[Information shown — start]
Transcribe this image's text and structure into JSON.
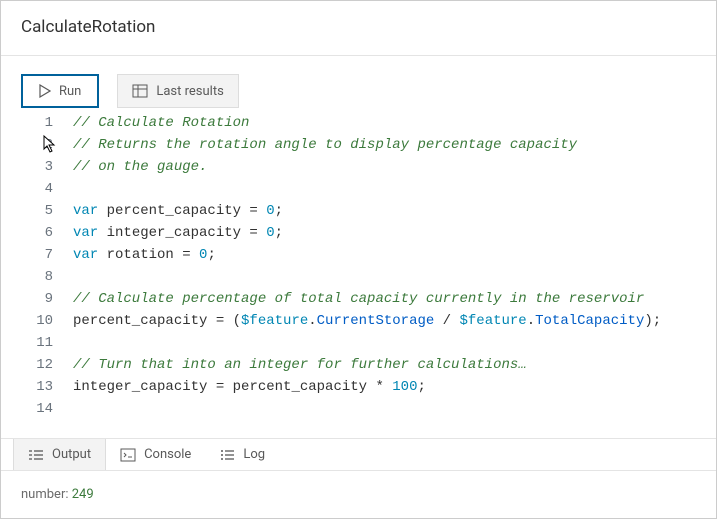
{
  "header": {
    "title": "CalculateRotation"
  },
  "toolbar": {
    "run_label": "Run",
    "last_results_label": "Last results"
  },
  "editor": {
    "lines": [
      {
        "n": 1,
        "tokens": [
          {
            "t": "// Calculate Rotation",
            "c": "comment"
          }
        ]
      },
      {
        "n": 2,
        "tokens": [
          {
            "t": "// Returns the rotation angle to display percentage capacity",
            "c": "comment"
          }
        ]
      },
      {
        "n": 3,
        "tokens": [
          {
            "t": "// on the gauge.",
            "c": "comment"
          }
        ]
      },
      {
        "n": 4,
        "tokens": []
      },
      {
        "n": 5,
        "tokens": [
          {
            "t": "var ",
            "c": "keyword"
          },
          {
            "t": "percent_capacity",
            "c": "ident"
          },
          {
            "t": " = ",
            "c": "punct"
          },
          {
            "t": "0",
            "c": "number"
          },
          {
            "t": ";",
            "c": "punct"
          }
        ]
      },
      {
        "n": 6,
        "tokens": [
          {
            "t": "var ",
            "c": "keyword"
          },
          {
            "t": "integer_capacity",
            "c": "ident"
          },
          {
            "t": " = ",
            "c": "punct"
          },
          {
            "t": "0",
            "c": "number"
          },
          {
            "t": ";",
            "c": "punct"
          }
        ]
      },
      {
        "n": 7,
        "tokens": [
          {
            "t": "var ",
            "c": "keyword"
          },
          {
            "t": "rotation",
            "c": "ident"
          },
          {
            "t": " = ",
            "c": "punct"
          },
          {
            "t": "0",
            "c": "number"
          },
          {
            "t": ";",
            "c": "punct"
          }
        ]
      },
      {
        "n": 8,
        "tokens": []
      },
      {
        "n": 9,
        "tokens": [
          {
            "t": "// Calculate percentage of total capacity currently in the reservoir",
            "c": "comment"
          }
        ]
      },
      {
        "n": 10,
        "tokens": [
          {
            "t": "percent_capacity",
            "c": "ident"
          },
          {
            "t": " = (",
            "c": "punct"
          },
          {
            "t": "$feature",
            "c": "keyword"
          },
          {
            "t": ".",
            "c": "punct"
          },
          {
            "t": "CurrentStorage",
            "c": "prop"
          },
          {
            "t": " / ",
            "c": "punct"
          },
          {
            "t": "$feature",
            "c": "keyword"
          },
          {
            "t": ".",
            "c": "punct"
          },
          {
            "t": "TotalCapacity",
            "c": "prop"
          },
          {
            "t": ");",
            "c": "punct"
          }
        ]
      },
      {
        "n": 11,
        "tokens": []
      },
      {
        "n": 12,
        "tokens": [
          {
            "t": "// Turn that into an integer for further calculations…",
            "c": "comment"
          }
        ]
      },
      {
        "n": 13,
        "tokens": [
          {
            "t": "integer_capacity",
            "c": "ident"
          },
          {
            "t": " = ",
            "c": "punct"
          },
          {
            "t": "percent_capacity",
            "c": "ident"
          },
          {
            "t": " * ",
            "c": "punct"
          },
          {
            "t": "100",
            "c": "number"
          },
          {
            "t": ";",
            "c": "punct"
          }
        ]
      },
      {
        "n": 14,
        "tokens": []
      }
    ]
  },
  "bottom_tabs": {
    "output_label": "Output",
    "console_label": "Console",
    "log_label": "Log"
  },
  "output": {
    "label": "number: ",
    "value": "249"
  }
}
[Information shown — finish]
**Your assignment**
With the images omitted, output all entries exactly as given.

**Completed exercise**
Transcribe this image's text and structure into JSON.
{
  "header": {
    "title": "CalculateRotation"
  },
  "toolbar": {
    "run_label": "Run",
    "last_results_label": "Last results"
  },
  "editor": {
    "lines": [
      {
        "n": 1,
        "tokens": [
          {
            "t": "// Calculate Rotation",
            "c": "comment"
          }
        ]
      },
      {
        "n": 2,
        "tokens": [
          {
            "t": "// Returns the rotation angle to display percentage capacity",
            "c": "comment"
          }
        ]
      },
      {
        "n": 3,
        "tokens": [
          {
            "t": "// on the gauge.",
            "c": "comment"
          }
        ]
      },
      {
        "n": 4,
        "tokens": []
      },
      {
        "n": 5,
        "tokens": [
          {
            "t": "var ",
            "c": "keyword"
          },
          {
            "t": "percent_capacity",
            "c": "ident"
          },
          {
            "t": " = ",
            "c": "punct"
          },
          {
            "t": "0",
            "c": "number"
          },
          {
            "t": ";",
            "c": "punct"
          }
        ]
      },
      {
        "n": 6,
        "tokens": [
          {
            "t": "var ",
            "c": "keyword"
          },
          {
            "t": "integer_capacity",
            "c": "ident"
          },
          {
            "t": " = ",
            "c": "punct"
          },
          {
            "t": "0",
            "c": "number"
          },
          {
            "t": ";",
            "c": "punct"
          }
        ]
      },
      {
        "n": 7,
        "tokens": [
          {
            "t": "var ",
            "c": "keyword"
          },
          {
            "t": "rotation",
            "c": "ident"
          },
          {
            "t": " = ",
            "c": "punct"
          },
          {
            "t": "0",
            "c": "number"
          },
          {
            "t": ";",
            "c": "punct"
          }
        ]
      },
      {
        "n": 8,
        "tokens": []
      },
      {
        "n": 9,
        "tokens": [
          {
            "t": "// Calculate percentage of total capacity currently in the reservoir",
            "c": "comment"
          }
        ]
      },
      {
        "n": 10,
        "tokens": [
          {
            "t": "percent_capacity",
            "c": "ident"
          },
          {
            "t": " = (",
            "c": "punct"
          },
          {
            "t": "$feature",
            "c": "keyword"
          },
          {
            "t": ".",
            "c": "punct"
          },
          {
            "t": "CurrentStorage",
            "c": "prop"
          },
          {
            "t": " / ",
            "c": "punct"
          },
          {
            "t": "$feature",
            "c": "keyword"
          },
          {
            "t": ".",
            "c": "punct"
          },
          {
            "t": "TotalCapacity",
            "c": "prop"
          },
          {
            "t": ");",
            "c": "punct"
          }
        ]
      },
      {
        "n": 11,
        "tokens": []
      },
      {
        "n": 12,
        "tokens": [
          {
            "t": "// Turn that into an integer for further calculations…",
            "c": "comment"
          }
        ]
      },
      {
        "n": 13,
        "tokens": [
          {
            "t": "integer_capacity",
            "c": "ident"
          },
          {
            "t": " = ",
            "c": "punct"
          },
          {
            "t": "percent_capacity",
            "c": "ident"
          },
          {
            "t": " * ",
            "c": "punct"
          },
          {
            "t": "100",
            "c": "number"
          },
          {
            "t": ";",
            "c": "punct"
          }
        ]
      },
      {
        "n": 14,
        "tokens": []
      }
    ]
  },
  "bottom_tabs": {
    "output_label": "Output",
    "console_label": "Console",
    "log_label": "Log"
  },
  "output": {
    "label": "number: ",
    "value": "249"
  }
}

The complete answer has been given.